Revealing royal arms

Uncover the beauty & meaning of these historical & political pieces of art

St Werburgh's Church, Derby. Close up of the Royal Arms of Queen Anne.

Her Majesty the Queen’s Diamond Jubilee could not be a more appropriate time to consider a fascinating, though often overlooked, feature of churches: the Royal Arms.

At one time we could have seen them displayed in nearly every Anglican Church in the land. Now we only see them in about 15% of our churches, but fortunately we have nearly one hundred magnificent examples in our care.

Find out what inspired us

 



What are they & why are they important?

The Royal Arms we see today have evolved over nine centuries, since Richard the Lionheart chose three lions to represent England: a symbol of strength and ferocity which would have immediately identified him in the midst of battle. The shield, crest, helm and mantling, which are all important elements of the Arms, also originated from Royal Arms in the stained glass at Kings College, Cambridge UniversityMedieval armour.

The Royal Arms were also used to symbolise the King’s authority and, after Henry VIII became Supreme Head of the Church of England in 1534, they began to appear in churches, representing the connection between the monarch and the church.

Now they represent the Sovereignty of the Queen, which is why they appear on the front of passports, official forms, police stations and Court Houses. They also illustrate the history of the United Kingdom…

By following the timeline of the Royal Arms, we can journey through the artistic changes from Stuart exuberance, through Georgian dignity to Victorian realism; and the political and territorial history from Edward III’s claim to the French throne, to the formation of the United Kingdom with the unions with Scotland and Ireland.

Feel inspired to learn about the history of the Royal Arms, of their life in churches and about our rich royal history... your discovery starts here...

We're surrounded!

English currency coins with parts of the Royal Arms on them from the Royal Mint MuseumThe Royal Arms are all around us. You come into contact with them nearly every day of your lives, but may not have noticed until now...

Click here to find out where to spot Royal Arms

Time changes everything

An example of the use of yellow ochre paint instead of gold on a Royal ArmsRoyal Arms have been in use for around 900 years, but they haven't always looked the same.

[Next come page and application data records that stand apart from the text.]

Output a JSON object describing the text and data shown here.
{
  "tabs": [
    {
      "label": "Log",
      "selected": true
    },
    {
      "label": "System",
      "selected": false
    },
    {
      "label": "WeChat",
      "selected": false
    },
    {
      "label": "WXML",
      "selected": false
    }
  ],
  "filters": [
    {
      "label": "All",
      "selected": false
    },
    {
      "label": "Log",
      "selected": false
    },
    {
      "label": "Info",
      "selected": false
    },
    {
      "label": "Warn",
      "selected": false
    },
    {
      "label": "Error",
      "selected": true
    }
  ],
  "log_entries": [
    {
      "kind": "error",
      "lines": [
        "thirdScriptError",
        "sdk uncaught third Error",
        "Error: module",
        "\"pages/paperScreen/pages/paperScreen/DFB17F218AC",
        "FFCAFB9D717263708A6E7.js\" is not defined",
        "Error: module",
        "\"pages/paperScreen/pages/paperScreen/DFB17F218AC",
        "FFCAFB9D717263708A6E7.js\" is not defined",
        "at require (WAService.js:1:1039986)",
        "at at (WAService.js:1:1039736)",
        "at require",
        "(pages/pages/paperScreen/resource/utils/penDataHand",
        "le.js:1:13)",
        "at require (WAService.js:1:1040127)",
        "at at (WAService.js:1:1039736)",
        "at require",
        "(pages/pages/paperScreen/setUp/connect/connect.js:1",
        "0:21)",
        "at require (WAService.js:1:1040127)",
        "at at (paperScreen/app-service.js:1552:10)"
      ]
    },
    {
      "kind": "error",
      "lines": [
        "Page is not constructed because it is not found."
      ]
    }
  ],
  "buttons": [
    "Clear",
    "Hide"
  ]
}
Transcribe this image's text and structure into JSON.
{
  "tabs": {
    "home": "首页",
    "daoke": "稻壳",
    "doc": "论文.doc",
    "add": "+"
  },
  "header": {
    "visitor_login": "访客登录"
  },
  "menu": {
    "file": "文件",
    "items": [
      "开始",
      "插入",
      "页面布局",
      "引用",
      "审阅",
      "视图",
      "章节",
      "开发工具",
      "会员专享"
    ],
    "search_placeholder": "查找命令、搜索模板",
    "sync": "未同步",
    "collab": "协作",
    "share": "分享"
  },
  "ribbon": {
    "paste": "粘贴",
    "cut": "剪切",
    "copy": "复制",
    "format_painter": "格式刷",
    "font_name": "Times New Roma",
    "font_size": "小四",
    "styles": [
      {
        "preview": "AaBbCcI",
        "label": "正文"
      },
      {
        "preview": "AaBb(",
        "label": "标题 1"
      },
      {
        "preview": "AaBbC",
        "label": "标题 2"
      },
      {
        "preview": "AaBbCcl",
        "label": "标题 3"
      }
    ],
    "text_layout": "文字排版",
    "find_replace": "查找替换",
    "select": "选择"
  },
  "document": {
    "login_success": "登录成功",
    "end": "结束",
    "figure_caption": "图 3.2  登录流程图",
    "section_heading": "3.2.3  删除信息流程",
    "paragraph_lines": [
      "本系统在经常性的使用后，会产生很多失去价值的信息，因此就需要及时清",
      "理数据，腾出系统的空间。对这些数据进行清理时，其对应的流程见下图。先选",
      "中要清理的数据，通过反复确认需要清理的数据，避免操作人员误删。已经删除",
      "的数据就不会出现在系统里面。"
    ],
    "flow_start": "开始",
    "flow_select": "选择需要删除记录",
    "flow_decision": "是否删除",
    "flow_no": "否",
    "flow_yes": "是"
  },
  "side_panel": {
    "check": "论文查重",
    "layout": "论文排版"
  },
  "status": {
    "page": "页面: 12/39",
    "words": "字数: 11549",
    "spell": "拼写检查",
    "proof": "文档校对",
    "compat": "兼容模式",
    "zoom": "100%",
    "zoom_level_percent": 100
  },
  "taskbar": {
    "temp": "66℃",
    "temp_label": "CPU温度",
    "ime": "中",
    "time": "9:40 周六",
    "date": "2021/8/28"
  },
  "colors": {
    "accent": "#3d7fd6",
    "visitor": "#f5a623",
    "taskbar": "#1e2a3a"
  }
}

How have they changed? What has influenced these changes?

Click here to find out more

And so it began...

An example of gold being used on the unicorn's mane, chain, coronet and horn on a Royal ArmsThere is a rich history that surrounds the Royal Arms: why were they created? What has influenced them? What is their symbolic meaning?

Learn about the history by clicking here

Conserving art & politics

An example of gold being cleaned on the unicorn's chain on a Royal ArmsNot only are Royal Arms vital in telling of our political and religious history, but they are stunning pieces of art, alive with the faith of the people. They must be protected.

Find out how we conserve Royal Arms